Source records:
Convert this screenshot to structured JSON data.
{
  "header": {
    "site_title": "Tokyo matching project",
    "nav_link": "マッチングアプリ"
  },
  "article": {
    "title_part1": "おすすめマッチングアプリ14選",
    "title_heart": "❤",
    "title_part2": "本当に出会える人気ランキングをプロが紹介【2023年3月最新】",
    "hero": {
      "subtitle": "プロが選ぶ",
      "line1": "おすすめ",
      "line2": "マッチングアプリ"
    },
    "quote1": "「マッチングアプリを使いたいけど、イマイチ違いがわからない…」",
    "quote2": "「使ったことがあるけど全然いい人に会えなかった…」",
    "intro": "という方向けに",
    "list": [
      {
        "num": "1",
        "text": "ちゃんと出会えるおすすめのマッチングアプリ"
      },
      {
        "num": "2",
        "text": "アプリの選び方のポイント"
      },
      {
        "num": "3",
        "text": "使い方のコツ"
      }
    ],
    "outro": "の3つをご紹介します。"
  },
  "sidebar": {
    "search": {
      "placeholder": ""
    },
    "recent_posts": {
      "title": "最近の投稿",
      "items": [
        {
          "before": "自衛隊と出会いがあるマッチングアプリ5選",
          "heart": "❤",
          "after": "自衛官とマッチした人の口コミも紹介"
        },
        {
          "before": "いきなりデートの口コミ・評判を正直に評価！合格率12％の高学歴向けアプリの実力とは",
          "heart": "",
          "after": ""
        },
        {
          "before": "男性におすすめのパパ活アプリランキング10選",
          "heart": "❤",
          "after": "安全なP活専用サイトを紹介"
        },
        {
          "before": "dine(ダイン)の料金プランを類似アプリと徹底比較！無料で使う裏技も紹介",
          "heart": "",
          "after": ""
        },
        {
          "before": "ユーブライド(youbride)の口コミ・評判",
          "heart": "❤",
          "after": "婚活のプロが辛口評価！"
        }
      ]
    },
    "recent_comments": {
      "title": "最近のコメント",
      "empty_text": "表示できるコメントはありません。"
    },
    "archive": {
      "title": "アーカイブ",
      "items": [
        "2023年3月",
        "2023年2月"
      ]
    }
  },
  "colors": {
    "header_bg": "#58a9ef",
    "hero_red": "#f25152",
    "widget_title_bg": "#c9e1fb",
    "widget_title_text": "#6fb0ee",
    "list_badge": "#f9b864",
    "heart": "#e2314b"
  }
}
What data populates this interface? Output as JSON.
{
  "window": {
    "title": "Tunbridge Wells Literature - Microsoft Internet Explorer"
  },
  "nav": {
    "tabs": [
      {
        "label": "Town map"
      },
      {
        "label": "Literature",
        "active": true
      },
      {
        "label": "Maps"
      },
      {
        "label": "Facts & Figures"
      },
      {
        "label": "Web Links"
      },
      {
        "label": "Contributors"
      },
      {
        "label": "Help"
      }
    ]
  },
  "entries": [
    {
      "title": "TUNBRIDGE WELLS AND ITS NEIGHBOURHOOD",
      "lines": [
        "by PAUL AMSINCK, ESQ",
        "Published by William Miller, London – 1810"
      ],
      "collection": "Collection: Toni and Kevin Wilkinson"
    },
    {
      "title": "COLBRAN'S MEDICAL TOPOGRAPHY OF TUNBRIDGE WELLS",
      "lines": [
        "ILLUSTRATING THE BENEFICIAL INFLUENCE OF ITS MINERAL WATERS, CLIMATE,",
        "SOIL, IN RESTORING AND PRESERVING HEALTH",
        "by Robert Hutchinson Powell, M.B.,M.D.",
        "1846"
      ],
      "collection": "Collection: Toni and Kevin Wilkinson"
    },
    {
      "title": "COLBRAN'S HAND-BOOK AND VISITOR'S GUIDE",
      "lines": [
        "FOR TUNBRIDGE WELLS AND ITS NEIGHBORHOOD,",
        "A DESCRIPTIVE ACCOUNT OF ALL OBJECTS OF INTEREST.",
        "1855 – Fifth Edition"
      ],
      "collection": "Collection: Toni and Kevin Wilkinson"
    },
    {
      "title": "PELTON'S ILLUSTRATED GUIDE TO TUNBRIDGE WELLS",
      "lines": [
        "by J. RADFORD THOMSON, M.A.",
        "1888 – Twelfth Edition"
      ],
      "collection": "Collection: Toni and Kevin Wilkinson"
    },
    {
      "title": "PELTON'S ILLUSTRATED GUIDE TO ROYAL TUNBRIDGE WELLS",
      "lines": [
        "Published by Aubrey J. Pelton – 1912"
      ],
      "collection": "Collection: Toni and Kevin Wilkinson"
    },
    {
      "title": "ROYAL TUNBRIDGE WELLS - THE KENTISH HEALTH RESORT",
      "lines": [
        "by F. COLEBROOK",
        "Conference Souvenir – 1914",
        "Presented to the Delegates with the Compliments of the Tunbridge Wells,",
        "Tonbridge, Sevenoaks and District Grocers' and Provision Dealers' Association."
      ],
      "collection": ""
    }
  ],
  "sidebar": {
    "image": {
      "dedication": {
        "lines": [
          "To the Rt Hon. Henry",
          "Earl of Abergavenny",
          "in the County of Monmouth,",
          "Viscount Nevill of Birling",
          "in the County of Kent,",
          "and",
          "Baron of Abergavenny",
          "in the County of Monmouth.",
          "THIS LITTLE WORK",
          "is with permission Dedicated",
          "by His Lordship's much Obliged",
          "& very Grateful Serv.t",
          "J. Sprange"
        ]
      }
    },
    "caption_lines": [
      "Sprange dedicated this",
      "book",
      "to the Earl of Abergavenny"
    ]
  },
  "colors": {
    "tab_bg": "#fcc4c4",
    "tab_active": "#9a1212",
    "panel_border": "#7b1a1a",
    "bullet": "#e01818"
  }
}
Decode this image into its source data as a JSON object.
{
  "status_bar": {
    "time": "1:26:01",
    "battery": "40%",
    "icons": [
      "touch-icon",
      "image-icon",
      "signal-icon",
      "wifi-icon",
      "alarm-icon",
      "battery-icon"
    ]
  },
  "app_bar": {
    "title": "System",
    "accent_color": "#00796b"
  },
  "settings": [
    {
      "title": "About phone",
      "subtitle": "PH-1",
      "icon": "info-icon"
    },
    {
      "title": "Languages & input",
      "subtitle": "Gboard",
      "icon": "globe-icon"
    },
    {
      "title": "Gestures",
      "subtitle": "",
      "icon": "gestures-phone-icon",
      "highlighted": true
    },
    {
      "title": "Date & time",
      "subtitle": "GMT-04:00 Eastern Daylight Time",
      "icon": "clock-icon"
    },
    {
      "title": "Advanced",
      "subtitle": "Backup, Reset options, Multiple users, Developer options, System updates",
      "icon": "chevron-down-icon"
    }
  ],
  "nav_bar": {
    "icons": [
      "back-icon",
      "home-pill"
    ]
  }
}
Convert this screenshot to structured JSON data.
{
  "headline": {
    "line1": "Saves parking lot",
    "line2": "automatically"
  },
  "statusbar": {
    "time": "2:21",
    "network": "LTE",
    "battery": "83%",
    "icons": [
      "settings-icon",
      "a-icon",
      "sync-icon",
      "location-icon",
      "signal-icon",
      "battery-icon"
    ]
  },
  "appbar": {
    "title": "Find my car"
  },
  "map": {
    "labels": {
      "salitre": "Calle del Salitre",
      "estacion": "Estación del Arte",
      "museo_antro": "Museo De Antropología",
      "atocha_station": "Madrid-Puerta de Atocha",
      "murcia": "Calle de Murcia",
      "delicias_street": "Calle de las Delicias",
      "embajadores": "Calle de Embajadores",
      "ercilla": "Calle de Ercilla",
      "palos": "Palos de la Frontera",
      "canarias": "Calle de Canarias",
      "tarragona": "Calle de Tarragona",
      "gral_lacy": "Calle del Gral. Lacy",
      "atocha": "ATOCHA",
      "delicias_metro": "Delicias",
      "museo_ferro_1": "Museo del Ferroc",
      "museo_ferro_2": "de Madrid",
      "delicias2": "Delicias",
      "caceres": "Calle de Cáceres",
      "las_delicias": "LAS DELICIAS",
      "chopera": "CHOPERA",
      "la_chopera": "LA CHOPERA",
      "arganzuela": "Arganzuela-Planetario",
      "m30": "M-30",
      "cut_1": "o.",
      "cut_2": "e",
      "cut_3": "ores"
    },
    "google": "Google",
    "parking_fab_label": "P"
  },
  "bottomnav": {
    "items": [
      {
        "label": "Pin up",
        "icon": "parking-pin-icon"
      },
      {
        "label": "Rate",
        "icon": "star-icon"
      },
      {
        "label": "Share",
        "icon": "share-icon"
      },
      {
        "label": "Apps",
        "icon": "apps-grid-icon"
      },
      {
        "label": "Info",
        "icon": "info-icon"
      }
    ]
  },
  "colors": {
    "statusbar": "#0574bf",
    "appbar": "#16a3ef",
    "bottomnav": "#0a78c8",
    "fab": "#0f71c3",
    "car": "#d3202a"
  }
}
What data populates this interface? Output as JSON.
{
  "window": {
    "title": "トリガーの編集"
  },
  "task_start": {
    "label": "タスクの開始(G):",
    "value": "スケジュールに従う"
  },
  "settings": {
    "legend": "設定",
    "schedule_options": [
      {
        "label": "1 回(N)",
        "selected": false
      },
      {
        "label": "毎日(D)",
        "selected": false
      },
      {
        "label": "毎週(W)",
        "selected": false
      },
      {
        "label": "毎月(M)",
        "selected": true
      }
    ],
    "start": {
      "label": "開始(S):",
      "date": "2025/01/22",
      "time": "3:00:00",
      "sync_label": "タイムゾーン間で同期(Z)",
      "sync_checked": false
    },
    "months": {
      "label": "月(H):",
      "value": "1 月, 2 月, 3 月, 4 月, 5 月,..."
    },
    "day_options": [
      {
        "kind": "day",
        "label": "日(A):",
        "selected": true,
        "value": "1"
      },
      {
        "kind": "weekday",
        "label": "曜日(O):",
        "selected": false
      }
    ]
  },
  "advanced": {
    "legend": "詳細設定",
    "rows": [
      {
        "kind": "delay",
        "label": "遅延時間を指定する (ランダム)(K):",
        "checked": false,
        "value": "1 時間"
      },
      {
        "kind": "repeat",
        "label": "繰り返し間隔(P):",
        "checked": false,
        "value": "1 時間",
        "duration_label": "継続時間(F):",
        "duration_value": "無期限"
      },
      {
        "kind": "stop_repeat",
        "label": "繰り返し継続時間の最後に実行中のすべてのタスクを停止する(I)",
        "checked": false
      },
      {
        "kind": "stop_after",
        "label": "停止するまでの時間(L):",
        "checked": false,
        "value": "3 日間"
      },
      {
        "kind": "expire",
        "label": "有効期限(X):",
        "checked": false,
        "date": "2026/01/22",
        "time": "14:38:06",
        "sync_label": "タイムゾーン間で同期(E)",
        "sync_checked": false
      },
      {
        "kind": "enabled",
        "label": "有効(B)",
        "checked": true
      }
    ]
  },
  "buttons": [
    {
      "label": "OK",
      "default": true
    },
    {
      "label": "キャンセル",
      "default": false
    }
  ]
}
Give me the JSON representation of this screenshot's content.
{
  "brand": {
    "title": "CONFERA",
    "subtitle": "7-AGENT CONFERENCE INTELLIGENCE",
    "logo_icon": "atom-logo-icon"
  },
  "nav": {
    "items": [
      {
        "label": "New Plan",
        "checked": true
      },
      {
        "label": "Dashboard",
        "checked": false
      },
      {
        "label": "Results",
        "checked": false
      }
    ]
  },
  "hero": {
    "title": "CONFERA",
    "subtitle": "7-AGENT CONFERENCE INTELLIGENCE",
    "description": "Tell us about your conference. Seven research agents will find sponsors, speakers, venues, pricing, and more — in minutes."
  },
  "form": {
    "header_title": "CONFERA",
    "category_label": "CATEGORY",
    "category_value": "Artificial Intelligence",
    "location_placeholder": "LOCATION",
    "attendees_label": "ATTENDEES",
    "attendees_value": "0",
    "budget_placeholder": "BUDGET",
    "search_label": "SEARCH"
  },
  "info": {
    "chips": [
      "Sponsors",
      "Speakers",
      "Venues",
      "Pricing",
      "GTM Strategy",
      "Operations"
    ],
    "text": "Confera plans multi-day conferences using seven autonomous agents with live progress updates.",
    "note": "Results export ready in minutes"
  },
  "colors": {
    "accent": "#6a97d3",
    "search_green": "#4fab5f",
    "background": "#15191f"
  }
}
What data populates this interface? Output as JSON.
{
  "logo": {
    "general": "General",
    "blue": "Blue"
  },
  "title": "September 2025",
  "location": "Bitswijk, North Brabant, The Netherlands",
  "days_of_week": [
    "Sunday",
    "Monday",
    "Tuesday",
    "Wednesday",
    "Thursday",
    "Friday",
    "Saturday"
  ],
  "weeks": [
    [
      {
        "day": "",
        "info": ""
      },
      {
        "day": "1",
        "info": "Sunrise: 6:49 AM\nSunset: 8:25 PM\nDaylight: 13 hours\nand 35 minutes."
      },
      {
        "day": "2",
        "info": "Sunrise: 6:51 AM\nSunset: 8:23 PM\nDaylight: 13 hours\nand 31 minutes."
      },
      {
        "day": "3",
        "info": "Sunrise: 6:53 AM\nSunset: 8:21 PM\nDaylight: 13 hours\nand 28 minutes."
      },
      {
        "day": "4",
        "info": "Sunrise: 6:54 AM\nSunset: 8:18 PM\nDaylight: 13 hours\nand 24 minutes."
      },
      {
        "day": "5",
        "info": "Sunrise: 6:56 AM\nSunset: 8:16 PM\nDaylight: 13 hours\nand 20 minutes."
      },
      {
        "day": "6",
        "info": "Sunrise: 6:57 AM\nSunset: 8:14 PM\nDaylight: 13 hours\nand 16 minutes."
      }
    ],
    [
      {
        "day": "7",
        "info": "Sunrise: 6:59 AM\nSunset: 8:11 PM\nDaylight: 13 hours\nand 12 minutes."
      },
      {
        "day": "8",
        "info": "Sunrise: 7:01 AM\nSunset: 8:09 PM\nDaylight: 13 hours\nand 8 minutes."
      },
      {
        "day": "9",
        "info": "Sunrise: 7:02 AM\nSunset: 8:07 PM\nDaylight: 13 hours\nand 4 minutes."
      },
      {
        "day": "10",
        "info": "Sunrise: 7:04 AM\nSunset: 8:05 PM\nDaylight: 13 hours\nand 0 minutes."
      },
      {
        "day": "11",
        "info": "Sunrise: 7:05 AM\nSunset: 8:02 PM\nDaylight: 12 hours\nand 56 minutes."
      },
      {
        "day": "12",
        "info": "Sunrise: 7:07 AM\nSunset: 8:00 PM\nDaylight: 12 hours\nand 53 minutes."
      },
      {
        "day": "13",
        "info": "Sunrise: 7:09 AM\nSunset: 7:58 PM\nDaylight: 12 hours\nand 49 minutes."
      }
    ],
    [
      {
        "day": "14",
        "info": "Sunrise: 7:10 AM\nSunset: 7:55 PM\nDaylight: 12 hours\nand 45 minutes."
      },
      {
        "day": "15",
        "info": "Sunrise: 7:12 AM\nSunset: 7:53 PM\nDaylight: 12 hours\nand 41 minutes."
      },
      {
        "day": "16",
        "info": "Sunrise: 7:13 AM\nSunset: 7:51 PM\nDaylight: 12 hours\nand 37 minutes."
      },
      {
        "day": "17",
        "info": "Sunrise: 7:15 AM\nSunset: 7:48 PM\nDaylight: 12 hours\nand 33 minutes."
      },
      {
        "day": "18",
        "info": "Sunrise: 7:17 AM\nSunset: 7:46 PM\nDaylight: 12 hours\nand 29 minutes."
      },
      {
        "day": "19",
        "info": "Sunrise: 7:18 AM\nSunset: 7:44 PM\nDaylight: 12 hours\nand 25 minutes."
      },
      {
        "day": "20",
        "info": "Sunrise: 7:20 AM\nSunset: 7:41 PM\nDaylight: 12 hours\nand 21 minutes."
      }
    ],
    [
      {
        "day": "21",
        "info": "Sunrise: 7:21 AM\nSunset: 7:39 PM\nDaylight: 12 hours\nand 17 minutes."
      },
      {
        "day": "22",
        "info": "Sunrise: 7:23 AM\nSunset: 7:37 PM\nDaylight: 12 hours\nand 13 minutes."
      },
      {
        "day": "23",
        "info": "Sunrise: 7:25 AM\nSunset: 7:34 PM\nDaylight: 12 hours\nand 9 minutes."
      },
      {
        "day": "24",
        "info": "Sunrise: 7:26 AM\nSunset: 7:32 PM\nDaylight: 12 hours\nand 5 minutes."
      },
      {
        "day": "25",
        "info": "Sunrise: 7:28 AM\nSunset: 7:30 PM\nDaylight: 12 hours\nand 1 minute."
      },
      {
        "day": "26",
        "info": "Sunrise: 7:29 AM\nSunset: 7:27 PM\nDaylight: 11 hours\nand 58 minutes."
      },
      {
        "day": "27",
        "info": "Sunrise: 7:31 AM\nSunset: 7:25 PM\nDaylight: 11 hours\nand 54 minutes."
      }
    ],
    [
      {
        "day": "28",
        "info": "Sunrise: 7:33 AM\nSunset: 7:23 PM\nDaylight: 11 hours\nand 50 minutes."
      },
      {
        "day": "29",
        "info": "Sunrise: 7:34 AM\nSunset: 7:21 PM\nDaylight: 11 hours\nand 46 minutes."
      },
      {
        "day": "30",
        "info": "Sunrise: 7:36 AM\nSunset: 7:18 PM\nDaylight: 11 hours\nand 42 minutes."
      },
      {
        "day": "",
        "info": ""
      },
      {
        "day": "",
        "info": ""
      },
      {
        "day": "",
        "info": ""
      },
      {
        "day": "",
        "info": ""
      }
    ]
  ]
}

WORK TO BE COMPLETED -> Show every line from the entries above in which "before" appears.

RESULT OF THIS TASK ->
          "before": "自衛隊と出会いがあるマッチングアプリ5選",
          "before": "いきなりデートの口コミ・評判を正直に評価！合格率12％の高学歴向けアプリの実力とは",
          "before": "男性におすすめのパパ活アプリランキング10選",
          "before": "dine(ダイン)の料金プランを類似アプリと徹底比較！無料で使う裏技も紹介",
          "before": "ユーブライド(youbride)の口コミ・評判",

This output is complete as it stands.